Rarely do I use my "bots" for nefarious purposes. Sometimes for personal gain, but not for anything "evil".
It would be interesting to speculate on what is achieved by this botnet. Perhaps an overall traffic metric? Or air-cover for legitimate traffic? Tin foil hatters probably can find a covert comms network in there somewhere.
Setup half the accounts to tweet one team will win the Superbowl beforehand, the other half to tweet in favor of the other team. After the game, shutdown the incorrect accounts. Continue doing this until you have one incredibly prophetic account which you rename to "The Oracle" and use to pump and dump penny stocks.
10 correct predictions would take only 1024 accounts.
However, you could also use it to poison the kind of metrics companies like DataSift use. A lot of people use metrics like that to make decisions. E.g. a news network might bend it's editorial stance depending on what was trending among its demographic.
Its just someone selling followers - he's overlapping his network to follow each other and then follow external. Maybe waiting to build legitimate followings for business, or selling followers for vanity.
He has automation for content generation but the algorithms/spinning sucks so less unique content is generated. There are many many botnets of larger and smaller sizes, but same shit applies on Facebook, Instagram and Tumblr (x100).
This could just be a university research project. I read about a similar one last year that was focused on how to create bots that mimic human behavior. Obviously this one would be a much larger scale, but think that knee-jerk reaction of "shut it down!" is overly aggressive without knowing all the facts.

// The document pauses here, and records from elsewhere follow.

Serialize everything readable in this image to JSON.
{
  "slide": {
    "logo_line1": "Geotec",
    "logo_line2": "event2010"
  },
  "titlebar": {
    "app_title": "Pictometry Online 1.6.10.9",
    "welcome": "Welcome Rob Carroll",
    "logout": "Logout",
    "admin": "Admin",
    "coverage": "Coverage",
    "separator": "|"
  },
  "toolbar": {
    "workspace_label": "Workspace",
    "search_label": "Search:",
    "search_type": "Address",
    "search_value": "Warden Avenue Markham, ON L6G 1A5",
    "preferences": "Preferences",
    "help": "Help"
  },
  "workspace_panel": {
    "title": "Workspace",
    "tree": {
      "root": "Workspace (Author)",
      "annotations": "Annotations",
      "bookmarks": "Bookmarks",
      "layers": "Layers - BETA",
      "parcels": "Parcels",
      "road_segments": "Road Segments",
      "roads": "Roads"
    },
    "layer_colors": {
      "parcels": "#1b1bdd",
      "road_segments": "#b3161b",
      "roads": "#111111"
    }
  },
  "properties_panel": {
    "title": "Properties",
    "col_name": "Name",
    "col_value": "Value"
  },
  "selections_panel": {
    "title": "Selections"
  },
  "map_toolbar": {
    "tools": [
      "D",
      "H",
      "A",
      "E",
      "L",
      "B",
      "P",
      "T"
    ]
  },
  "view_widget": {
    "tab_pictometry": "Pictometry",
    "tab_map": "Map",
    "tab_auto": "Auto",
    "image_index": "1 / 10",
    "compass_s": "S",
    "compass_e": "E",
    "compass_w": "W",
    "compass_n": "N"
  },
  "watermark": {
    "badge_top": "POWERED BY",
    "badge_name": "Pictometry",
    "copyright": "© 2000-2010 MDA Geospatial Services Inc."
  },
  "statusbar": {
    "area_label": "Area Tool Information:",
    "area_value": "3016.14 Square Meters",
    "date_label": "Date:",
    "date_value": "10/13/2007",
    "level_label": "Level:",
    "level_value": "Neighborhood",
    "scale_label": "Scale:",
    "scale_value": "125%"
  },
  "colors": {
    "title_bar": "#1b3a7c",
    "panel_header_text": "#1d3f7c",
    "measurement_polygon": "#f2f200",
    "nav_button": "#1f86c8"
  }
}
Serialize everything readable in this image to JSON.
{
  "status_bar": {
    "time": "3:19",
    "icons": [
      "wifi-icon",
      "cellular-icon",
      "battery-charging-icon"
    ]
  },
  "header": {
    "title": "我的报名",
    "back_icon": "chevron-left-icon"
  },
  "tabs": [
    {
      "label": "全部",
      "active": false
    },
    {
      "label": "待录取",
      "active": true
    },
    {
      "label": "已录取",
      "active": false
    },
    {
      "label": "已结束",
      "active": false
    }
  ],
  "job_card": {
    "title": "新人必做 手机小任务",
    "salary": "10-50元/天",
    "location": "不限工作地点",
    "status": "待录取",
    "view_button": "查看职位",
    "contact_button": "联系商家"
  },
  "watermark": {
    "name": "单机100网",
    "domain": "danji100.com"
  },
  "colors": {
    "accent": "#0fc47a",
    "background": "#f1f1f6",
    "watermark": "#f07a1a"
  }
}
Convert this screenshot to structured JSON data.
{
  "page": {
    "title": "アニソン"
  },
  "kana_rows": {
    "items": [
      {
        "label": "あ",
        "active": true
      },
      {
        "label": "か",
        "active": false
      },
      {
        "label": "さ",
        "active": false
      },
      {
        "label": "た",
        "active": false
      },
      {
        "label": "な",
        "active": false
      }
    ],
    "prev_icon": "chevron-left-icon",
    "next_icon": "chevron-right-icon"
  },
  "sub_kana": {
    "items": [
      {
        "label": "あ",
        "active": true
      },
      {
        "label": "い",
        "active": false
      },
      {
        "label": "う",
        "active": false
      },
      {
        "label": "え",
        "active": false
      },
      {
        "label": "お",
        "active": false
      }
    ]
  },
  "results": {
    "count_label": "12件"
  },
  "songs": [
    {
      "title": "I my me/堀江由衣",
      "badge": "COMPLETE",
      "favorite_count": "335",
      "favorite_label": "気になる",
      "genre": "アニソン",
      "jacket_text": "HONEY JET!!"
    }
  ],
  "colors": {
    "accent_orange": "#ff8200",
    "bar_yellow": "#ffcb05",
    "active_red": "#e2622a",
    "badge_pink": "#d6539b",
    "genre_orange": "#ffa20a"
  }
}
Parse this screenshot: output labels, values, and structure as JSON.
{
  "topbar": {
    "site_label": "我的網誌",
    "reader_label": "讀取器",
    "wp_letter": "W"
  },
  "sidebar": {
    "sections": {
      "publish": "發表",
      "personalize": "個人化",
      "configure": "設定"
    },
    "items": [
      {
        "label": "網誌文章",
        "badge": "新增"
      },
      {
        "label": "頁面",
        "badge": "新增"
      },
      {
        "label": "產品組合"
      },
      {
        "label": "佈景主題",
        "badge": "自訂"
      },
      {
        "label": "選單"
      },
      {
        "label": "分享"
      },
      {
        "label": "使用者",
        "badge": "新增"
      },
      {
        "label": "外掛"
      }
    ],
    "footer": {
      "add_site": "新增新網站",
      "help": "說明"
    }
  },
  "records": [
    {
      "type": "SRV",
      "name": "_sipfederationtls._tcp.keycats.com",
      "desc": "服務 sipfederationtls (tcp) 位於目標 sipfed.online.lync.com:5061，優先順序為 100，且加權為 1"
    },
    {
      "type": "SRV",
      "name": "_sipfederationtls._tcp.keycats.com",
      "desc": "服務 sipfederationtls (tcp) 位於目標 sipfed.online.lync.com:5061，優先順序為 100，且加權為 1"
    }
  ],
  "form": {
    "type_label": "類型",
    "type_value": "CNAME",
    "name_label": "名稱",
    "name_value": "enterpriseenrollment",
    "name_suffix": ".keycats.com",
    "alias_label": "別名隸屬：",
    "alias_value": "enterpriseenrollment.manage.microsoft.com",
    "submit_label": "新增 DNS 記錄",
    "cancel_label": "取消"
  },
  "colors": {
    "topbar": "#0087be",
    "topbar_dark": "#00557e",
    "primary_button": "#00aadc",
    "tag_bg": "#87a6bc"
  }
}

If I was socks I'd definitely be steering the discussion in a direction that made you think psychological manipulation through social media platforms was purely the realm of fantasy, then give you all kinds of other suedo-reasons that a massive botnet could be used for.
There was speculation that the social networks will outplace the traditional media, but to some extent, this will not happen. Fake social accounts and handles are already everywhere nowadays, and they indeed cause good poisoning on search results.
Not to sound flip, but my programmatic experience with Twitter, leads me to believe most of it seems to be one big botnet. Do any largish API crawl of Twitter and you'll be amazed by the large % of inactive accounts or non-sensical accounts (which I assume to be bots)
My personal experience (where I mostly follow news organization feeds) is different.
In short, in my experience it seems Twitter is great as a broadcasting medium and not so great as a two way communications medium.